Sustaining peace is understood as a goal and a process to building a common vision of a society, ensuring that the needs of all segments of the population are taken into account. In a dual resolution on the UN peacebuilding architecture adopted on 27 April 2016, the Security Council (2282) and the General Assembly (70/262) defined sustaining peace as including “activities aimed at preventing the outbreak, escalation, continuation and recurrence of conflict, addressing root causes, assisting parties to conflict to end hostilities, ensuring national reconciliation and moving toward recovery, reconstruction and development”.
Sustaining peace is first a political process, and it requires an integrated and crosscutting approach of the three UN pillars: peace and security, development and human rights. By recognizing that sustainable peace can only be achieved when all segment of society are included, the UN has placed this concept into the orbit of the 2030 Agenda and its ultimate goal to leave no one behind.
On 24 January 2017, the President of the UN General Assembly, Peter Thomson, who has had himself a lifelong involvement in the field of development, convened a high-level dialogue on “Building Sustainable Peace for All. Synergies between the 2030 Agenda for Sustainable Development and the Sustaining Peace Agenda”. It was a good opportunity to emphasize the shared responsibility of UN agencies, governments, civil society and the global community to building sustainable peace through sustainable development.
On that occasion, the UN Secretary General Antonio Guterres noted that we are dealing with serious failures in development and remarked that the wealth of the eight richest men is equal to that of the 3.6 billion poorest people in the world together. He also identified two main challenges to the topic in discussion: “First, education is a prerequisite for both peace and economic development. Second, youth unemployment deprives millions of young people of the opportunity to fulfil their potential, and plays a part in violent conflict and the rise of global terrorism.”
Two weeks ago, in his first formal statement to the Security Council, Antonio Guterres urged member states to interconnect efforts for peace and security, sustainable development and human rights “not just in words, but in practice”. And he added: “The priority of everything we do together is preventing conflict and sustaining peace… The United Nations was established to prevent war by binding us in a rule-based international order. Today, that order is under grave threat.”
Indeed, we need to restore trust in our global order and show those millions left behind in conflicts, in chronic need and in constant fear, the solidarity they deserve and expect from us. We witness volatility of borders, disintegration of states, trafficking in persons and natural resources that finance terrorist groups, appalling violations of human rights and of the international humanitarian law. In many cases, lack of solid institutions, corruption and mismanagement of public funds made states vulnerable to conflict and instability.

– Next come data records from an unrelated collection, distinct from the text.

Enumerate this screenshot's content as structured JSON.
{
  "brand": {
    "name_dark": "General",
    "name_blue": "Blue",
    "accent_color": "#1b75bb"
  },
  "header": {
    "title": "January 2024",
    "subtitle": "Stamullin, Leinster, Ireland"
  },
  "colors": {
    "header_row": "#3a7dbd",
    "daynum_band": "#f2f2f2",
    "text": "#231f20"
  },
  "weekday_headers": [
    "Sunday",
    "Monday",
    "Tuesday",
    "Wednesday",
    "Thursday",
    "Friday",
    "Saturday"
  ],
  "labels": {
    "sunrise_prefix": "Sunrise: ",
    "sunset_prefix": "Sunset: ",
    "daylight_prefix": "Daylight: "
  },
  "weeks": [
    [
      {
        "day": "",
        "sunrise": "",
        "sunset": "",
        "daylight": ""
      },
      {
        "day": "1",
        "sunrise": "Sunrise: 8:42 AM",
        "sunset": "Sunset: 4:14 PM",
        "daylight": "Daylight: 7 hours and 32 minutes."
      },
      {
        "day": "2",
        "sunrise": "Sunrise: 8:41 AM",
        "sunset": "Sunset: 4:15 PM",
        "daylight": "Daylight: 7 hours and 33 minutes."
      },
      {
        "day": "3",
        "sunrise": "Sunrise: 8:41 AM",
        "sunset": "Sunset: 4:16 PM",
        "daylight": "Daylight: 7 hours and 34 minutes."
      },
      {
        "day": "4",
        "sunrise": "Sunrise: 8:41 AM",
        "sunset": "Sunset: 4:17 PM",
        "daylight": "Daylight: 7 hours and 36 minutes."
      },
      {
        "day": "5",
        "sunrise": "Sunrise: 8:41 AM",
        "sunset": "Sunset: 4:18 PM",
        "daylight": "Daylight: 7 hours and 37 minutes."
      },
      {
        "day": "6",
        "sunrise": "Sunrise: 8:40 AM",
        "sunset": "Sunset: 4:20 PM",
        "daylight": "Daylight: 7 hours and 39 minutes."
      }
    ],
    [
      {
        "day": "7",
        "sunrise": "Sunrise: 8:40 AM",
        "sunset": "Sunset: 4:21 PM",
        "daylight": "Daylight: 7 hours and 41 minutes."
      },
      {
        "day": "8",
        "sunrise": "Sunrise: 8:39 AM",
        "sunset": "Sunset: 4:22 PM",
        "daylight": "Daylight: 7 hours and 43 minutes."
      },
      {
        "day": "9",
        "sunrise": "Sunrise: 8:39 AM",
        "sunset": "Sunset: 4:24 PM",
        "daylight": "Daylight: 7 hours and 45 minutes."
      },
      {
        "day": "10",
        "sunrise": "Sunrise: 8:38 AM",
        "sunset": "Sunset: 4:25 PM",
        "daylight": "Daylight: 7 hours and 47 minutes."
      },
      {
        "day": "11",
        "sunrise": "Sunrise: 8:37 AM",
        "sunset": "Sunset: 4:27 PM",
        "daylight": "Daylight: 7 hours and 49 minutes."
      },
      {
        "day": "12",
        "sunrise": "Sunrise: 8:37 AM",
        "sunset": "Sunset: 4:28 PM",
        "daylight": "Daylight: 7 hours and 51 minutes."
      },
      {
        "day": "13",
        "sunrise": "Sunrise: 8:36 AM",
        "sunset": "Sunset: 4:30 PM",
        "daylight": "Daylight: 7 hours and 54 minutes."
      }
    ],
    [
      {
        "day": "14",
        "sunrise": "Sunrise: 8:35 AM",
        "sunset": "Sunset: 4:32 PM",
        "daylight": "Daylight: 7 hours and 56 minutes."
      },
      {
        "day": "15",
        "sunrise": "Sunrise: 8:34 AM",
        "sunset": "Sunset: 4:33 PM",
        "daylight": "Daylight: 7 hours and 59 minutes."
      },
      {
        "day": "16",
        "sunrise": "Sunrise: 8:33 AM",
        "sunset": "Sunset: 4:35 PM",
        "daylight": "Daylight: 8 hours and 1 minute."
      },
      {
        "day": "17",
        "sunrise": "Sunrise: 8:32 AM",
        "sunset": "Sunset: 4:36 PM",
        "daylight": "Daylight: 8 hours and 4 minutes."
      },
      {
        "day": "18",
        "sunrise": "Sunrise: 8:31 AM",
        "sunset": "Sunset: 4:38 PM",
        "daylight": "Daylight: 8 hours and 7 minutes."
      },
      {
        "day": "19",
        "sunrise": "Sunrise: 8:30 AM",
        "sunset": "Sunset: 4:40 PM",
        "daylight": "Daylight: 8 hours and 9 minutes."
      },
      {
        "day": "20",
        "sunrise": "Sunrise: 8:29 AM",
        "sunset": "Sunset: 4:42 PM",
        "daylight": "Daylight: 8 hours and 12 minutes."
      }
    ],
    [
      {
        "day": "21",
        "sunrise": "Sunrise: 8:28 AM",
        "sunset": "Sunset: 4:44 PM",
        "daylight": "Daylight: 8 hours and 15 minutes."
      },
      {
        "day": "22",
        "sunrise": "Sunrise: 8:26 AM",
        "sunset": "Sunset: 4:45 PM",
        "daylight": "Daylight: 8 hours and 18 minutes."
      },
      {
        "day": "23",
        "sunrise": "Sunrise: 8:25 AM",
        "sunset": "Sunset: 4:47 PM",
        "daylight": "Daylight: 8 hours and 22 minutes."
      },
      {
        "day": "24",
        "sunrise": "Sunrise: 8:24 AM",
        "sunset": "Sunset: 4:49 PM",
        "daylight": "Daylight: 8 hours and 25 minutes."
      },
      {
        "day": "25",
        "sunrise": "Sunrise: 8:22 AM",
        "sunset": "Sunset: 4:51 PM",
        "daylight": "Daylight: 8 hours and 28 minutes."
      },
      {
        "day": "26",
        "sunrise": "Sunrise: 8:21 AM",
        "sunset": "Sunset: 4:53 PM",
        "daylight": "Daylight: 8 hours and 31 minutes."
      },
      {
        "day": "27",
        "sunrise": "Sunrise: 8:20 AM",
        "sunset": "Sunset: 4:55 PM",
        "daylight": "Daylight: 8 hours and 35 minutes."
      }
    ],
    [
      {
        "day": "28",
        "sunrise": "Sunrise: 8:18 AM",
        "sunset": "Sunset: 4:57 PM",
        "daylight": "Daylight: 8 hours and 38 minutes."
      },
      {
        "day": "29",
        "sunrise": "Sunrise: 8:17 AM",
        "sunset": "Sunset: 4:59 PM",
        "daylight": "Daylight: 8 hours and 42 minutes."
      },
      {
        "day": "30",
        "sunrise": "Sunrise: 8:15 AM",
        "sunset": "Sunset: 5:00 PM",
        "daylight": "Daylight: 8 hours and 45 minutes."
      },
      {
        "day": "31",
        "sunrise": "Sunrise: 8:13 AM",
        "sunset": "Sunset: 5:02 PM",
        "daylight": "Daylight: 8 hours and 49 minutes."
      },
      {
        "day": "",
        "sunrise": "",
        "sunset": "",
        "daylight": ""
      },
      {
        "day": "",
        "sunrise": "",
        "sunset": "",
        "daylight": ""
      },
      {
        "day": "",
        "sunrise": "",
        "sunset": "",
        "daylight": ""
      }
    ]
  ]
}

The UN matters as the only global institution dedicated to finding solutions to global challenges, and therefore the UN may become the cradle for creative efforts that generate synergies between peace and development. But sustainable peace and sustainable development cannot be achieved without addressing the root causes of conflict and instability. Preventing conflicts is considerably less expensive than responding. It is also less divisive in the international community, including in the Security Council, than finding solutions after the outbreak of crisis.
The UN has at its disposal an impressive array of tools for conflict prevention and sustaining peace, particularly the Sustainable Development Goal 16 (Peace, Justice and Strong Institutions), but the entire 2030 Agenda is generous in this respect. In 2017, several other high level events devoted to peace and development are scheduled: the Multi-stakeholder forum on science, technology and innovation for the SDGs, the UN Forum on forest and the Forum on financing for development, the UN Conference to the support the implementation of the SDG 14 (on Oceans), the High-Level political forum on sustainable development, and the High-Level meeting of the General Assembly on the implementation of the New Urban Agenda.
At the same time, locally developed solutions to conflict play an unprecedented role in the modern era and, as the Swedish Foreign Minister Margot Wallstrom remarked during the debate on 24 January: “Peace building must be nationally owned and inclusive”. From this perspective, Romania is a net contributor to UN efforts. We have invested in preventive diplomacy, peace building and development in different parts of the world, and devoted our ODA resources to capacity building of public institutions, election assistance, public order, anti-corruption, youth and education, providing training courses for diplomats, and co-financing projects for institutional capacity in Afghanistan and in countries from Middle East, Africa and Asia. Tens of thousands of students from these regions have been trained in Romanian universities, while Romanian experts have worked in those respective countries to projects ranging from industry to energy and transport infrastructure, thus contributing to their development.
Secretary General Antonio Guterres also remarked that “the cost of inaction is simply too high”, and suggested member states to make 2017 “a year for peace”. When he took over the job as President of the General Assembly, Peter Thomson committed that the 71st UN session will focus on the implementation of 2030 Agenda. It is now in the member states’ hands to follow this path and make 2017 a year both for peace and development, “not just in words, but in practice”.
*Ambassador Ion Jinga is the Permanent Representative of Romania to the United Nations, New York